Arizona Democratic Governor Janet Napolitano vetoed conscience legislation Wednesday that would have allowed pharmacists the right to refuse sales of abortifacients like the birth control and morning-after pills.
“Pharmacies and other health care service providers have no right to interfere in the lawful personal medical decisions made by patients and their doctors,” she claimed in her veto, as reported by the dailystar.com.
Arizona Catholic Conference executive director Ron Johnson said Napolitano's veto is a civil rights abuse against Catholics who cannot, in good conscience, dispense the medications.
Illinois Governor Rod Blagojevich meanwhile filed an emergency amendment to the state code April 1, requiring pharmacists to dispense medication – even if filling the prescriptions violate their conscience and religious beliefs. Illinois State had in place conscience legislation, exempting pharmacists from dispensing drugs that conflict with their religious views.
The American Center for Law and Justice is defending two pharmacists who are challenging the governor’s mandate. “This directive is not only legally flawed but it puts pharmacists in the untenable position of having to choose between adhering to their religious beliefs and violating a law that could cost them their jobs,” said Francis J. Manion, Senior Counsel of the ACLJ.
Meanwhile, Wisconsin pharmacist Neil Noesen, who in 2002 refused to fill a prescription for oral contraceptives on the grounds that to do so was in violation of his religious principles, was reprimanded Wednesday by his pharmacy board, who also set limits on his license to practice as a pharmacist.
The limits include advanced written notification to employers about what drugs he will refuse to dispense, and what procedures he will take to ensure the patient has access to the medication. In addition, Noesen was required to pay $20,000 towards the costs of the proceedings, and attend six hours of continuing education in pharmacy practice.

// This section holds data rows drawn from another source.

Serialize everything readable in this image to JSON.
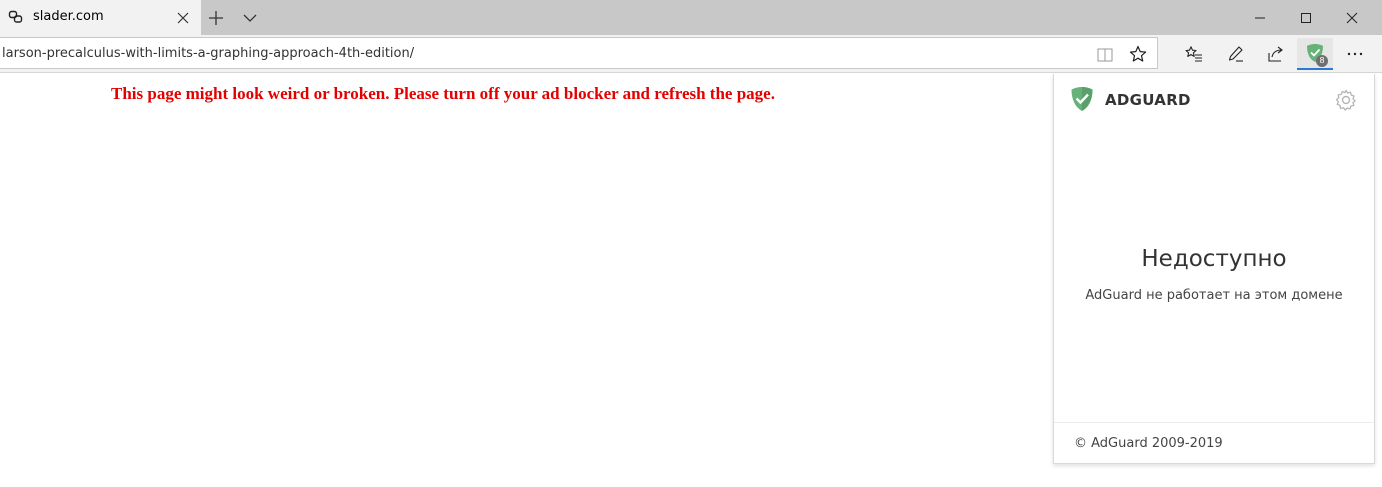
{
  "tab": {
    "title": "slader.com",
    "favicon": "slader-favicon-icon"
  },
  "addressbar": {
    "url": "larson-precalculus-with-limits-a-graphing-approach-4th-edition/"
  },
  "toolbar": {
    "adguard_badge_count": "8"
  },
  "page": {
    "warning": "This page might look weird or broken. Please turn off your ad blocker and refresh the page.",
    "warning_color": "#e50000"
  },
  "popup": {
    "brand": "ADGUARD",
    "status": "Недоступно",
    "description": "AdGuard не работает на этом домене",
    "footer": "© AdGuard 2009-2019",
    "brand_color": "#67b279"
  }
}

LifeSiteNews.com reported in May 2004 that a woman had filed a complaint of unprofessional conduct against Noesen with the Wisconsin Department of Regulation and Licensing. Noesen refused to accept a settlement fine of US $250 and is contested the charge.